When Sure Haven, a treatment center for women with chemical dependency, process addictions and mental illnesses, announced that it would be opening a new program for men, many questioned the thought process.
The question asked: Is this new program a logical extension of the organization’s mission or could it water down a women’s program that has been functioning successfully for years?
Elizabeth Perry, Co-Founder and Director of Admissions at Sure Haven says, “I think that would be a valid concern; however, what we decided to do was bring on a new clinical team.”
She continues, “The way we’re looking at it is not that Sure Haven is expanding, but simply that the parent company opened an additional company. The facilities are completely separate. The only thing that remains the same is the admissions department. Each program still maintains its own integrity with regard to its mission.”
Perry believes that starting with a women-only program has greatly benefited the men’s program, Rock Solid Recovery (RSR). “I think that starting with women, as far as the company goes, we were able to really work out the kinks of what it’s like to work with a young woman struggling with addiction. And by replicating it with the men, we’re starting with a program that’s already solid. We understand that different issues manifest in different ways.”
Continuing with that thought, she says that men in general are much more open in terms of discussing what they’re struggling with, whereas with women there’s a good deal of “shame, guilt, and hidden complex problems that are underlying behaviors.”
RSR, Perry explains, has been modeled after the Sure Haven program. In addition to chemical dependency, disordered eating behavior, sex and love addiction, and mental health issues, the program also addresses issues such as gambling and video gaming. She recognizes that in young men especially, cross addictions are very common. She also believes that gambling and video gaming issues are “really underaddressed.”
Like at Sure Haven, major components of the RSR program will include the academic, the vocational, and the volunteering pieces. Programming in these areas starts with a volunteering component, helping clients work on their sense of self-esteem and value and helping them learn accountability and responsibility in early recovery, and then gradually helping them get back into the work force or back into school.
Another important part of the program, according to Perry, is an experiential component featuring surfing. “With young people, the concept of a higher power can be something that they can’t comprehend. And I know that a lot of young people are resistant to 12-Step because of the whole ‘higher power’ concept,” she says. She comments that a lot of her clients will ask “What does that mean?” or they will say “I don’t believe in God.”

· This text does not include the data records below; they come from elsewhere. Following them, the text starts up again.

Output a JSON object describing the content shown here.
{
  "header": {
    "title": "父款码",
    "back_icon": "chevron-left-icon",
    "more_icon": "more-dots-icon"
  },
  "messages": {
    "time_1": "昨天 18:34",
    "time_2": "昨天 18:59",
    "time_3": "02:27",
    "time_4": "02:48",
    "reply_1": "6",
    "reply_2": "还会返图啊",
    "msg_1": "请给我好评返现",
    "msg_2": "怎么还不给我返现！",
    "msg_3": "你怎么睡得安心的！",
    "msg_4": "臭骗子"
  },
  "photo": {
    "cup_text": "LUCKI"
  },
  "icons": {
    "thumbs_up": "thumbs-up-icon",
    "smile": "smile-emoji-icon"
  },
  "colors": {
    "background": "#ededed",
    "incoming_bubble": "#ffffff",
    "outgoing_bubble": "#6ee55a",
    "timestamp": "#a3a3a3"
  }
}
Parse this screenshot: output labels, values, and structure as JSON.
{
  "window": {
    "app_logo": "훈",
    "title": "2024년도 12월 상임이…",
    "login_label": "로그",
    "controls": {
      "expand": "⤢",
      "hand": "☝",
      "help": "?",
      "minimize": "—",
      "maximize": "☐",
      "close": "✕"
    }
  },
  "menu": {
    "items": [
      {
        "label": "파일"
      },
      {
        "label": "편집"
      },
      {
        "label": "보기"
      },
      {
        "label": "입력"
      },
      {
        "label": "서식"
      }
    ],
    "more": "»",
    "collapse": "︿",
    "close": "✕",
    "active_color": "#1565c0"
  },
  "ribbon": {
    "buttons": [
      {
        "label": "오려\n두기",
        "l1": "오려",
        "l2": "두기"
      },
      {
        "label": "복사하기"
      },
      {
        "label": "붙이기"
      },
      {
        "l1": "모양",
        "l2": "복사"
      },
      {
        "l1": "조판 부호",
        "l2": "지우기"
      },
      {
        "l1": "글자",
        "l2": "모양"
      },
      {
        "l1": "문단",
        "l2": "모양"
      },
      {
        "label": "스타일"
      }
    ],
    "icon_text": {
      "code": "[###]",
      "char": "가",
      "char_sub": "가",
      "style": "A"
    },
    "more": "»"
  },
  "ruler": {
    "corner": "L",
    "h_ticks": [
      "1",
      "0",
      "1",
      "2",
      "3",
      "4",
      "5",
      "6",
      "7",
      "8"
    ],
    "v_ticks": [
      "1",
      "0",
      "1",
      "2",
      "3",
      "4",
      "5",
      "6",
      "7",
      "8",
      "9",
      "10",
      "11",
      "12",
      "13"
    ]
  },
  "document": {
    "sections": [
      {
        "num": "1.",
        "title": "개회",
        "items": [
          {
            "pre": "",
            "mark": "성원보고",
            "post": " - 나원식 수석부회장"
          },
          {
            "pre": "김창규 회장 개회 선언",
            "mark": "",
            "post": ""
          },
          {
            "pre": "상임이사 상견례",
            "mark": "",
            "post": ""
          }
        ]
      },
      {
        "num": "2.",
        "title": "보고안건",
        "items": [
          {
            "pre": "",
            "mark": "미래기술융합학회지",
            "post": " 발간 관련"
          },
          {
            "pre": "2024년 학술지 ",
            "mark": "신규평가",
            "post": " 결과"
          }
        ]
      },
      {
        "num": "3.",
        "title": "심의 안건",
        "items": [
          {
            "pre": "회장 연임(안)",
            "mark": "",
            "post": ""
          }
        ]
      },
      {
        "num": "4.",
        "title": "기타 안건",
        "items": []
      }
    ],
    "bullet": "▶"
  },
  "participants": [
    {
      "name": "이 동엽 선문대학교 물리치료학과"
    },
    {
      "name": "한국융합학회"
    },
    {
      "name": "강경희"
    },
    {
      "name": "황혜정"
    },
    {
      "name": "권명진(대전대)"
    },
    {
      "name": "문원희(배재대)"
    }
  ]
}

“Surfing is a really great way to use nature to demonstrate what that means,” Perry explains. “If you think you have a lot of power, try getting out there and holding those waves back. It’s a great way for them to have a tangible concept of what that means to be powerless — to have to submit to somebody else’s will rather than your own.”
In recovery herself, Perry explains that it is important to teach clients that they can still enjoy life. “If I didn’t think I could possibly have fun in life, in sobriety, I wouldn’t have stuck with it,” she says. “There’s this concept with young people that being sober means boring, not having fun ever again. So it’s important to work with them to show them that life can actually be a lot more enjoyable when you can participate in it because you’re not held hostage by your addiction.”
Having opened in early October, the men’s program currently has two homes located on the same site, with a total of 12 beds. The two homes serve as Phase 1 and Phase 2 of the program, and Perry says the goal is to establish another home with six beds licensed and ready to go by the end of this year that will serve as Phase 3.
“The role of our program is to start releasing that support gradually so they’re still in a therapeutic setting while they’re practicing these things on their own,” Perry says of the structure of Sure Haven and RSR. These programs teach and promote life skills such as doing domestic chores, interviewing, being in a healthy relationship, and getting a job.
Another aspect of the program that Perry addresses is the clients’ cell phone use. As many programs take cell phones away and give them back upon discharge, Perry says this is dangerous because the client then has access to and memory of all their using friends and “in a vulnerable moment, they may reach out to somebody they shouldn’t be reaching out to.”
She continues, “And through this it becomes easier to fall back into old behaviors.” Sure Haven and RSR give the cell phone back while in the program, but sit down with their clients to get feedback about the contents. Perry says they help them to get rid of contacts that don’t belong, change the client’s phone number if necessary, and work with them to teach how to work with those triggers and urges if or when they arise.
RSR, which currently has eight clients, is about two miles away from the women’s program, according to Perry. She says people were always asking “where’s a program like yours but for men?”